Acid Reflux - Symptoms and Common causes

Acid Reflux - Symptoms and Common causes

Heartburn. Just the word takes me back to the time when heartburn was almost a constant companion with me. If you have ever experienced a burning sensation crawling up from the stomach to your throat along with mild or severe chest pain then you know what I am talking about.

Heartburn is the most common symptom of acid reflux. More than 60 million Americans have heartburn at least once a month! It is not a surprise that heartburn medications is amongst the top Over-The-Counter medication sold in United States. Other symptoms of acid reflux include difficulty swallowing, the sensation that food is stuck in the throat and a disgusting taste of bile juices (sour liquid) in your mouth.

What is Acid Reflux?

Acid Reflux - Symptoms and Common causes

When we eat, the food travels down through our oesophagus into the stomach. The stomach produces acid to break down the food. At the end of the food pipe is a valve-like muscle ring (called the lower esophageal sphincter or LES) that opens to allow the food to enter the stomach. The LES is then supposed to close down keeping the acid and the food in the stomach from slipping up.

Oesophagus or the food pipe is normally a one way street but sometimes the LES relaxes when it shouldn’t. This lets the acid and sometimes food too run up the oesophagus into your throat causing the nauseating, burning sensation and chest pain. Acid reflux, medically called GastroEsophageal Reflux Disease (GERD), literally is acid burning your throat.

What causes Acid Reflux?

Acid reflux can happen to anybody. While there is no specific cause for the failure of LES and the resulting acid reflux. The food (and the amount of it) you eat plays a crucial role in aggravating or triggering acid reflux.

In this article, I want to list down 5 food groups that are 99% problematic when it comes to acid reflux. If you suffer from very frequent heartburns, you might want to avoid these foods and see if it helps.

5 Foods that cause acid reflux:

1. High-Fat Content Foods:

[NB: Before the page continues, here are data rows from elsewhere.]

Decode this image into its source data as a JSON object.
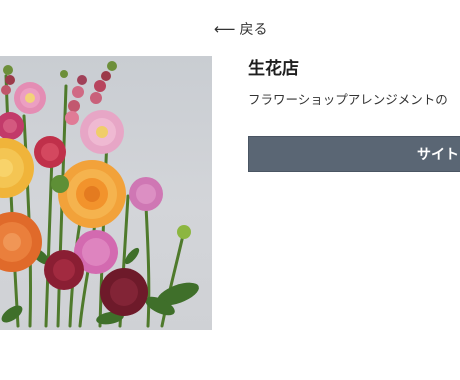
{
  "nav": {
    "back_arrow": "⟵",
    "back_label": "戻る"
  },
  "shop": {
    "title": "生花店",
    "description": "フラワーショップアレンジメントの",
    "site_button_label": "サイト"
  },
  "photo": {
    "subject": "flower-arrangement-photo",
    "background_color": "#cfd2d6",
    "accent_colors": [
      "#f2a23a",
      "#c23a4e",
      "#e27bb0",
      "#6e1a2a",
      "#e06a2a",
      "#4d7a2e"
    ]
  },
  "theme": {
    "button_color": "#5a6674",
    "button_text_color": "#ffffff"
  }
}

Fatty greasy foods require the stomach to produce more acid for digestion resulting in a greater chance of acid reflux. Avoid deep-fried food and foods with high fat content like high-fat meat cuts; high-fat dairy; sugars and others.
High-Fat Content Foods
Alcohol & tobacco:

2. Alcohol & tobacco:

Alcohol and nicotine in tobacco is believed to relax the LES muscle resulting in acid reflux. It gets worser when alcohol is combined with acidic mixers like orange juice and soda.

3. Caffeine:

Caffeine in tea, coffee and drinks can trigger heartburn. While moderate quantities of caffeine are fine, a lot of caffeine can result in relaxing the LES muscle. If you drink a lot of cups of tea or coffee a day try switching some to soothing fruit infusions and/or green tea.

4. Soda:

When you feel a lot of gas in the stomach drinking a little of soda or carbonated drinks often feels relieving as it cause one to burp and we feel like it helps in releasing the trapped gas. But actually the relief is very momentary. Soda is just adding to the gas in the stomach. The bubbles increase the pressure inside the stomach resulting in reflux. Combining soda with caffeine and/or alcohol makes it an even bigger trigger for acid reflux.
Soda:
Spicy and acidic food:

5. Spicy and acidic food:

Peppers, garlic, onions, tomatoes and other spicy or highly acidic foods irritate the stomach and may trigger heartburn. No particular food or food group stands out as the key culprit when it comes to acid reflux. The idea is to identify your own heartburn triggers. One way could be to keep a food diary to note down what and how much you ate in every meal and how you felt after that meal. You might feel fine when you eat a burger one day but it may cause severe acidity the other. It will be helpful to know what you ate the burger with and at what time.

That said, a big fat cheese burger with extra fries and large coke right before sleeping is like giving heartburn a personal invitation.
Certain conditions also increase the chances of acid reflux like if you are pregnant, if you smoke, are overweight and/or eat large portions. Acid reflux usually does not pose a serious health threat but if you have severe and frequent acid reflux symptoms, you should see a doctor.

Next week, in a follow-up article, I will talk about 5 foods that help fight acid reflux. Wish you a happy healthy gut and no reflux!